I recently received a few emails from Shoshana Nacass, a writer for Help Around. If you are not familiar with Help Around, it's founders, Yishay Knobel and Shlomi Aflalo, developed an app to make it easy for people to rely on others so as "not to get stuck". I used the app for a few months before deciding that ultimately I would have very little need for it1.
But two of Shoshana's questions had me thinking a bit about how I plan for my diabetes management when travelling and inspired this blog post.
How are you?
I was wondering how you keep track of the pharmacies nearby, your prescriptions, your doctor appointments, when you have to order more supplies, etc.
How do you remember it all?

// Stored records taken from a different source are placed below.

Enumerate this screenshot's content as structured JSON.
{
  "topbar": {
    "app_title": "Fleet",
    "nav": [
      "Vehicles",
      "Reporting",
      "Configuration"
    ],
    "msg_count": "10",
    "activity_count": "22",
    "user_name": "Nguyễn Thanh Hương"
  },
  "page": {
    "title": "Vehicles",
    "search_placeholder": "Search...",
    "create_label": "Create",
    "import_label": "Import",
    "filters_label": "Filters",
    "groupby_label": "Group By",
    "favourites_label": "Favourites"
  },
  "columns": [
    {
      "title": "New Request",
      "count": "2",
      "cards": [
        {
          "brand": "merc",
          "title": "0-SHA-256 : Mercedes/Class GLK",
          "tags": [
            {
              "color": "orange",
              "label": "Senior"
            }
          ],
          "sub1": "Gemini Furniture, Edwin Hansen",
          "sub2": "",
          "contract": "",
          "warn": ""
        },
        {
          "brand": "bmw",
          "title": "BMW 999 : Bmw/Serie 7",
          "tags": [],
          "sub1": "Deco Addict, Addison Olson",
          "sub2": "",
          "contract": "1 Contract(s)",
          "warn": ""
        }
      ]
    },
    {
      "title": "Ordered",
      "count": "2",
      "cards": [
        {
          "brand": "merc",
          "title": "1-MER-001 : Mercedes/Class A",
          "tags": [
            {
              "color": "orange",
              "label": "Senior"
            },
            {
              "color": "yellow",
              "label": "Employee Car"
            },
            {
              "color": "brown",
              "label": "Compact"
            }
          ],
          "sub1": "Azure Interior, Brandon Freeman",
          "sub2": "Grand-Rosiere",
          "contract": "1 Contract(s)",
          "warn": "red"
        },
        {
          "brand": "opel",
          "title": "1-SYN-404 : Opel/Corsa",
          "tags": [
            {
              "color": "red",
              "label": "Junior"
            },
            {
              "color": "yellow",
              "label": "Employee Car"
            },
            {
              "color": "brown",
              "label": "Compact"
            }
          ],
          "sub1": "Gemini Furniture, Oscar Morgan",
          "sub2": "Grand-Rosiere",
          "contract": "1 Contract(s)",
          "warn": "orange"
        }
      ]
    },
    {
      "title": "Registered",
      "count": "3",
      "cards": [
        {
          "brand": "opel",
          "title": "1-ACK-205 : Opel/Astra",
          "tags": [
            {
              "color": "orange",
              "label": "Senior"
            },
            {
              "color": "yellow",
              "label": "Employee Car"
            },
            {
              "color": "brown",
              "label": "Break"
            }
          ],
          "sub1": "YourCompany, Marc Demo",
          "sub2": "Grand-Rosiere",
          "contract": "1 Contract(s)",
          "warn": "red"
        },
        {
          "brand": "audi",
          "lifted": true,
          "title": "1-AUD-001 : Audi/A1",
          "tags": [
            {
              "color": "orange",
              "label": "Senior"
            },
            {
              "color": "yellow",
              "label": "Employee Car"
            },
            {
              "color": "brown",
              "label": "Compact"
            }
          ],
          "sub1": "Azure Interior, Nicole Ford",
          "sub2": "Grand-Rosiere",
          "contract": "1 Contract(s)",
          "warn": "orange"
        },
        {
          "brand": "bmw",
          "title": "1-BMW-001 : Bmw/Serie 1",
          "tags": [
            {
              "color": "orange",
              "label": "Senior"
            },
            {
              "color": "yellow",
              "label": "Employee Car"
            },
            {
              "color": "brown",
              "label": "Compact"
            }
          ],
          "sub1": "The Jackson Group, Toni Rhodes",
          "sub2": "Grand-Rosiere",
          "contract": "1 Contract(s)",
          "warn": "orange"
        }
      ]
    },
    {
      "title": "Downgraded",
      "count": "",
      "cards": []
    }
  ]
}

To be transparent with you, we're trying to find ways to make it easier to keep track of it all. Understanding how you're currently dealing with it would be very insightful. Feel free to send me pics of your to-do-list as well.
Thank you so much! ~ Shoshana Nacass
All my supplies are delivered mail order. I have only three prescriptions so keeping track isn’t an issue. Anyone with prescriptions so plentiful they can’t keep track of them has more health issues than I can relate to but I think a disciplined and planned approach reduces the likelihood of an emergency.
I use the calendar on my iPhone, iPad and Mac to keep track of appointments. I enter them immediately after they are booked. I set reminders to re-order supplies or I put the supplies on automatic renewal. When I visit with my endocrinologist or physician, I am always asked if I need prescription renewals. My teenage kids know how to use a calendar so I expect this isn’t a challenge for an adult.
And her followup question after my somewhat flippant answer.
Would you like to be able to see, wherever you are, the pharmacies nearby taking your insurance for example? Could that be a helpful feature on the app? Let me know! ~ Shoshana Nacass
It might be useful to see which pharmacies are nearby if I am travelling and somehow forgot or lost my diabetes supplies. Losing them on the plane, train etc. isn’t likely if I plan correctly. If I keep the supplies needed for the trip on hand (e.g. in carry-on luggage or backpack) then I won't be at risk that the airline misplaced my luggage with my backup supplies. Basically, it is best to spend the time preparing a travel kit.
Assuming a two-week trip, I would pack the following:
- 5 infusion sets
- infusion set insertion tool
- 100 test strips (two vials). I test 6 times a day.
- 100 lancets
- A box of alcohol swabs (100 counts)
- One vial of insulin or two insulin pens
- Needles for the insulin pen
- Two CGMS sensors (Dexcom)
- Prescription for all the above
I’m packing for a one week vacation next month so I’ve already made my list. In fact, this was the first list I made for my trip. If you use Wunderlist you can download the list. These supplies occupy very little space. They can easily fit inside one of those soft lunch boxes along with an ice pack for the insulin. This makes it easier to inspect when going through the security checkpoint at the airport and easy to pack inside carry-on luggage.
If I somehow lost or forgot my supplies, the only items that could be provided by a pharmacy would be the insulin, needles, lancets, and test strips. The last two are easy to find and buy at any USA pharmacy. However, based on my personal experience with a major USA national chain, insulin is not readily available and I would need a doctor's prescription for the insulin and needles.
I have personal experience with driving on a road trip only to realize I forgot to grab my insulin pen and need to have a doctor's prescription to give to an out-of-state pharmacy. After that singular experience, I now keep a smaller version of the travel kit in my car.
- Two day supply of lancets
- One vial of test strips
- One day supply of alcohol swabs
- One CGMS sensor
- One infusion set
Due to a lack of temperature control when parked, I don’t keep insulin in my car.
I have developed a habit of going through my checklist before the trip. This has helped me avoid many diabetes supplies emergencies. Plan, plan, and then plan.